A gas fireplace is an option for those who wish to have the look and feel of a fireplace without the maintenance of a wood fireplace. Instead of using wood logs to create a flame, gas fireplaces use a direct input of gas ignited to create flames. Occasionally, these fireplaces produce a whistling sound -- a sign of a problem within the unit.
The gas enters a gas fireplace or gas fireplace log through a flexible connector tube. This tube must be installed with the gas log or when installing the gas fireplace unit. If the tube is improperly installed, or is not installed at all, a whistling sound may be produced by the fireplace. Furthermore, if the flexible tube is made of a corrugated material, the tube may produce whistling noises even when installed properly. Prevent this problem by exactly following the instructions in the owner's manual for your fireplace and by using only stainless steel or aluminum, noncorrugated connector tubes.
Sometimes the problem causing the whistling noise in a gas fireplace has nothing to do with installation and everything to do with the quality of the fireplace itself. Cheaply or poorly constructed gas fireplace systems may produce a whistling noise regardless of how well they are installed and maintained. Prevent this problem by purchasing gas fireplace systems only from reputable dealers carrying brands you trust. A warranty and guarantee on the system usually allows you to replace the system if the problem is a result of a manufacturer's defect.

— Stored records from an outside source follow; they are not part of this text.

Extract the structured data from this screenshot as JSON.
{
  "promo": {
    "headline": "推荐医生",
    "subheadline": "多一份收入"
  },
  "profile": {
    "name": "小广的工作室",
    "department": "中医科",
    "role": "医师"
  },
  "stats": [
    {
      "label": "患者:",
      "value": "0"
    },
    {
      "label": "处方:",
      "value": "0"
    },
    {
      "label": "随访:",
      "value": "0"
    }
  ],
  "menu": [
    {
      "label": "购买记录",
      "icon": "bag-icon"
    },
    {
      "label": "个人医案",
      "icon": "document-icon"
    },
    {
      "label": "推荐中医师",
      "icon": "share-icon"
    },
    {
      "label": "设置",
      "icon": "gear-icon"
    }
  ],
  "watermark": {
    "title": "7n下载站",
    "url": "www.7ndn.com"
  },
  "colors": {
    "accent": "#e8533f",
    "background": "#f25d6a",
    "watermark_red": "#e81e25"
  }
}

A gas fireplace uses a pilot light to ignite the gas and create a flame, similar to the way a gas stove operates. If the pilot light is improperly set, a whistling sound may be produced. Pilot lights for gas fireplaces should be kept on a low setting and gradually increased to light the flame. If the pilot light is kept on a high setting, the result is a flame in the fireplace along with an annoying whistling sound effect. Check your fireplace's owner's manual for instructions regarding the proper setting of your fireplace's pilot light.
Whistling in a gas fireplace may also be the result of an obstruction in the gas supply. The obstruction does not have to be anything big, as small bits of dust and dirt or even air in the gas supply may obstruct the flow of gas. When the gas supply becomes obstructed even slightly, the pressure of the gas moving against the obstruction causes a whistling noise. Keep the fireplace and all of its attachments as clean as possible and have your gas supply checked by a qualified professional to prevent whistling due to supply obstructions.
Jamie Conrad is a professional writer and artist, having over 10 years of experience in both writing and performing arts. She has worked as a news anchor, newspaper reporter, freelance writer, and theatre artist, veterinary technician, and teacher. Her work has appeared in various local newspapers and extensively on eHow. Conrad studied at West Virginia University and holds a B.A. in theatre and journalism.